"Kurdistan could have been our ally and redoubt in the ME." This might have made sense at one point in time. Unfortunately a variety of decisions have been made down through the years that make this generally unfeasible today. 1.)Much effort has been wasted in trying to hold Iraq together when it should have been allowed to break up into its components long ago. 2.)We've depleted our military in a series of fruitless operations around the world to the point that such things are less feasible now than they would have been at one time. 3.)Due to a series of bad moves made on our part and a general mistreatment of the Kurds on our part it seems highly unlikely that they'd want any part of it now or in the short to mid term.

If being a "total isolationist" means I support actions that advance American security and economic interests then I wear the label with pride. I think most Americans would agree with me. If the policies I've suggested were implemented, we'd actually be less "isolated" than we are now and would be more respected, more secure, and economically much better off. As such, to call me "isolationist" by a literal definition of the word is not even accurate!!
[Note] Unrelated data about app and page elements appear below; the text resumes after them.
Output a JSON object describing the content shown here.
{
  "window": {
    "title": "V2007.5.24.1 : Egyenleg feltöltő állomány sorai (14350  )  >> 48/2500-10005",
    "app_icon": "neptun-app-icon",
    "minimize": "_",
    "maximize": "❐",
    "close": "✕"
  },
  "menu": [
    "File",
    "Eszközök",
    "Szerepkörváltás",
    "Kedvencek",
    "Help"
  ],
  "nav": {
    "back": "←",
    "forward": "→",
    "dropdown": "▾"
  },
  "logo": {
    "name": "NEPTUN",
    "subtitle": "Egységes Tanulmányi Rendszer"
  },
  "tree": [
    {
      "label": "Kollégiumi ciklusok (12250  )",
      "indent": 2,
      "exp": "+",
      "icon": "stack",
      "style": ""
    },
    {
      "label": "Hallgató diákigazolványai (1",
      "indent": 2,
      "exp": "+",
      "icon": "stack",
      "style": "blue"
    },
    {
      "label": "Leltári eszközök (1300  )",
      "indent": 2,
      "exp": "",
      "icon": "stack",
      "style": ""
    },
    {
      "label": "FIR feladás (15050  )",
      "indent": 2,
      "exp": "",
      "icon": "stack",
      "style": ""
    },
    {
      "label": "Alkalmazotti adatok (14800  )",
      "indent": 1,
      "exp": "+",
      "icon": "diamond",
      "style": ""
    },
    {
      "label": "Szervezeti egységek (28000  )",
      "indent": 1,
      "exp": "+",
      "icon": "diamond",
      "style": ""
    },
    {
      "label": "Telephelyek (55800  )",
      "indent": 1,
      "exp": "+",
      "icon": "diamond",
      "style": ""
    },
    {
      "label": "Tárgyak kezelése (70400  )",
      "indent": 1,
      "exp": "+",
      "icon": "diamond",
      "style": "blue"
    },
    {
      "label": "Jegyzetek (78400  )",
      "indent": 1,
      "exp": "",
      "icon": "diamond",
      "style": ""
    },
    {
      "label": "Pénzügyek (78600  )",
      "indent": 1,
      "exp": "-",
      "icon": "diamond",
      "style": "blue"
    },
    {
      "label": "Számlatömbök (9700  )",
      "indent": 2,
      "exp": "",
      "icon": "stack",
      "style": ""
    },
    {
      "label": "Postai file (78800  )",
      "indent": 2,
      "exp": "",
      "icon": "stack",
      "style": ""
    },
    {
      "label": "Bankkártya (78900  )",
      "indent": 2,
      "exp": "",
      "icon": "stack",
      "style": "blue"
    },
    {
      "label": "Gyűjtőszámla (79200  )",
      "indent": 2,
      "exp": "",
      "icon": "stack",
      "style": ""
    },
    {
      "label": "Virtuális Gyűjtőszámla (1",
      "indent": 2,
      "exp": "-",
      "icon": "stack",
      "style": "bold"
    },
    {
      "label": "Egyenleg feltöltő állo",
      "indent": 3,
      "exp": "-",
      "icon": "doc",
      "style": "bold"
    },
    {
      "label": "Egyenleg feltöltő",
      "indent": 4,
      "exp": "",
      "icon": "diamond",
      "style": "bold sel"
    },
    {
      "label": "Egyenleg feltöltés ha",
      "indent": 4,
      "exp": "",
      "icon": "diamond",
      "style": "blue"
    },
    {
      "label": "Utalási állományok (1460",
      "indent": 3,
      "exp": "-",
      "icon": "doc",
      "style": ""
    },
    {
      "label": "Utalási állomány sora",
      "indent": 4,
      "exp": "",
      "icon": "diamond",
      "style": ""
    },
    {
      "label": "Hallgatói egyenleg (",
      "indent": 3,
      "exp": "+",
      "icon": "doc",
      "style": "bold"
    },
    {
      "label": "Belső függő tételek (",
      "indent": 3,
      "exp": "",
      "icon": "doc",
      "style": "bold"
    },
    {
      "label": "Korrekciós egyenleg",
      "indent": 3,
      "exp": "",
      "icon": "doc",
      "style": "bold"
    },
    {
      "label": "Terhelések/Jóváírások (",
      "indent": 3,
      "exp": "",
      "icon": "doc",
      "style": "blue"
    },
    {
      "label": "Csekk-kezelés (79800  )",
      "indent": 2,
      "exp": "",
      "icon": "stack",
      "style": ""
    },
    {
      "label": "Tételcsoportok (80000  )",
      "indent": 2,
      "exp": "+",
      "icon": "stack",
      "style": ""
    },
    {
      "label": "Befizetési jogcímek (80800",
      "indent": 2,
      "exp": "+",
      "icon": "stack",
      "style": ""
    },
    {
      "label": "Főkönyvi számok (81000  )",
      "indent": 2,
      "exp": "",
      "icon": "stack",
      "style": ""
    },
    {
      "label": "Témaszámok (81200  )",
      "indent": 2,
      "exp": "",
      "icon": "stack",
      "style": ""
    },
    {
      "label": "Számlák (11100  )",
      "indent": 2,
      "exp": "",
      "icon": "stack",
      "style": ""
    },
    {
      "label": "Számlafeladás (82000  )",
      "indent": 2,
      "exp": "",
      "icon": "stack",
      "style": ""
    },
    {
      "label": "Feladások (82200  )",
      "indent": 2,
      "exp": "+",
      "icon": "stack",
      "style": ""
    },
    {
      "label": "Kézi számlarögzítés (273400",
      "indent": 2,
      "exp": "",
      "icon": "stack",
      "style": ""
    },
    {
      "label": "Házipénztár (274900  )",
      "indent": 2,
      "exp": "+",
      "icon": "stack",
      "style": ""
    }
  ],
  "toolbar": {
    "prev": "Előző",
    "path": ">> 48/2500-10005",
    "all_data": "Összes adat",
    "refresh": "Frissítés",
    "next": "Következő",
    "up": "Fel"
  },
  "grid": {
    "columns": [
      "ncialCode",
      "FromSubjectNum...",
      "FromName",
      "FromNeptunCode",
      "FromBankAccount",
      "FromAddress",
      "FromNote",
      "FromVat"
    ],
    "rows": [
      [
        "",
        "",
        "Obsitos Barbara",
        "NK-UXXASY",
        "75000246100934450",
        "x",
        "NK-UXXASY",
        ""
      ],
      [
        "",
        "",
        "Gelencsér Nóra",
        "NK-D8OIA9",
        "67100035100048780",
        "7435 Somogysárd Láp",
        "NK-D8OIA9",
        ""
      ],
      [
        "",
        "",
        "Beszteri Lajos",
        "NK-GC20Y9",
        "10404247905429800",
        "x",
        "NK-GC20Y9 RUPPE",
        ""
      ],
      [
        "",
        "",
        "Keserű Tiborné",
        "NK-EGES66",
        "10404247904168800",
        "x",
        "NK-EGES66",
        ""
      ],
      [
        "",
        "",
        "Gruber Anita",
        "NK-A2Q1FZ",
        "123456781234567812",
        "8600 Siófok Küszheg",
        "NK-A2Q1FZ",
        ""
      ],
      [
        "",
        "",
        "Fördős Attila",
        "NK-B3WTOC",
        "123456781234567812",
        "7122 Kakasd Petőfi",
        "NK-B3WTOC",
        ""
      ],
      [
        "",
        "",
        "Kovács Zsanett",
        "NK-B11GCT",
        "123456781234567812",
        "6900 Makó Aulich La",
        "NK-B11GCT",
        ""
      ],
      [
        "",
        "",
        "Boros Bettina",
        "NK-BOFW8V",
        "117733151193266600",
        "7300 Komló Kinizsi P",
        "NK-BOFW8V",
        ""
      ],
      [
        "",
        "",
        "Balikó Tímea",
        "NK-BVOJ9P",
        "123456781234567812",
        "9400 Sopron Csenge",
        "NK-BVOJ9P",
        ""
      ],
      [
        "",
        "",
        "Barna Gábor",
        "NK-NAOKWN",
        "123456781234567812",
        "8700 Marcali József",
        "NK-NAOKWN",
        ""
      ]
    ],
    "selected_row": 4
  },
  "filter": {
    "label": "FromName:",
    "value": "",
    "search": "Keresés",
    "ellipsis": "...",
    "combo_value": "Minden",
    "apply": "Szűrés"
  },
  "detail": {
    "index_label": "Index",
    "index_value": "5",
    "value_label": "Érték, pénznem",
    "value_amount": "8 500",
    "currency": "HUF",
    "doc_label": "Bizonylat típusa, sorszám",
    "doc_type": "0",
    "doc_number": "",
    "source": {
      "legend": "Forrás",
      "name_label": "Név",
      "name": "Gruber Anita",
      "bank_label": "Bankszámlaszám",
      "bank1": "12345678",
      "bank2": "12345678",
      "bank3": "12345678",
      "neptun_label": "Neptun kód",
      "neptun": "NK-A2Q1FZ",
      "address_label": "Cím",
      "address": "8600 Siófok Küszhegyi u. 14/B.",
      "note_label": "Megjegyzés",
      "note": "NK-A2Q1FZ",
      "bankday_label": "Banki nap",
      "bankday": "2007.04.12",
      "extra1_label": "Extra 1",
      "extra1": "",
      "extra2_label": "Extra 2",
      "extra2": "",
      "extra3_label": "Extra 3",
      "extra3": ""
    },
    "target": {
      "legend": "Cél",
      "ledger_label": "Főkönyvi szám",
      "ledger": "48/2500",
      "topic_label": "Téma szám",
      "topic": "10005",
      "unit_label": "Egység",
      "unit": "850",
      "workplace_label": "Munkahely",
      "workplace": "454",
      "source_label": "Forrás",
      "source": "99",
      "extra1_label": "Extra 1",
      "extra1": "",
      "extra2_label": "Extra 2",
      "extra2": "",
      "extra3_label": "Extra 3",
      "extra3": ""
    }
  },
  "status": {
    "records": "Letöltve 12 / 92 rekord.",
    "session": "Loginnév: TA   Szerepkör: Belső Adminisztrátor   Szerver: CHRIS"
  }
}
"Islamic State isn't going to stop without gobbling up Syria." Pat Buchannan at WND has an informative article on this. While he does understand there's a threat he does correctly point out that the nations in the region such as Turkey could handle this problem. Essentially it's not going to suit us to go back into Iraq militarily. Middle Easterners will have to the heavy lifting on this one militarily for the benefit of their countries. I've already pointed out elsewhere a much more effective approach for our national security interests for us. We CANNOT slay every monster nor is it ethical for anyone to expect us to.

B.Poster said...

"...who do you expect to invade America..." I think you probably know that I believe BHO's immigration policies to be misguided on a number of levels. I would expect invaders to use the same pathways that the cartels use to smuggle drugs in, as a number of reports have alluded to.

Also, these people are not being properly vetted. I'd think it highly likely that any invader would use this to their advantage. Essentially no sane country has an immigration policy like ours that I'm aware of!!

The greatest national security threats to our country are as follows: 1.)an all out nuclear attack against us by Russia, 2.)multiple suitcase nuclear weapons and/or "dirty bombs" being detonated in our cities, and 3.)an invasion of the US mainland by Russia, China, both of them, or them along with some combination of their allies.

While threat 2 is more likely, threat 1 is much more serious. As such, our top national security priority should be ensuring we, at a minimum, are able to respond adequately to deter this and working to actually prevent this type of attack. While threat 3 is less likely, the current policies including our immigration policies mean the possibility of threat 3 is increasing.

With any military engagement, actual or proposed, we need to ask if they help us or hinder us in deterring the three main threats our national security. Additional military operations in Iraq at this time likely only make all three threats more likely, not less likely.

As pointed out in the previous post, the type of alliance with the Kurds may have been possible at one time but not now. We certainly should try and help them where and when we can in ways that are mutually beneficial to us but we cannot be expected to engage in sustained military actions on their behalf. It's unethical for anyone to expect America to fulfill such a role and it's misguided on the part of American leaders to think such a role is feasible.

Even if certain things were, in fact, doable for us, the current crop of US leadership cannot be trusted either in terms of competence or intentions. As such, it'd be inadvisable on many levels for us be involved in Iraq right now. Since our leadership has chosen this course, I suppose at this point we can only pray and hope for the best.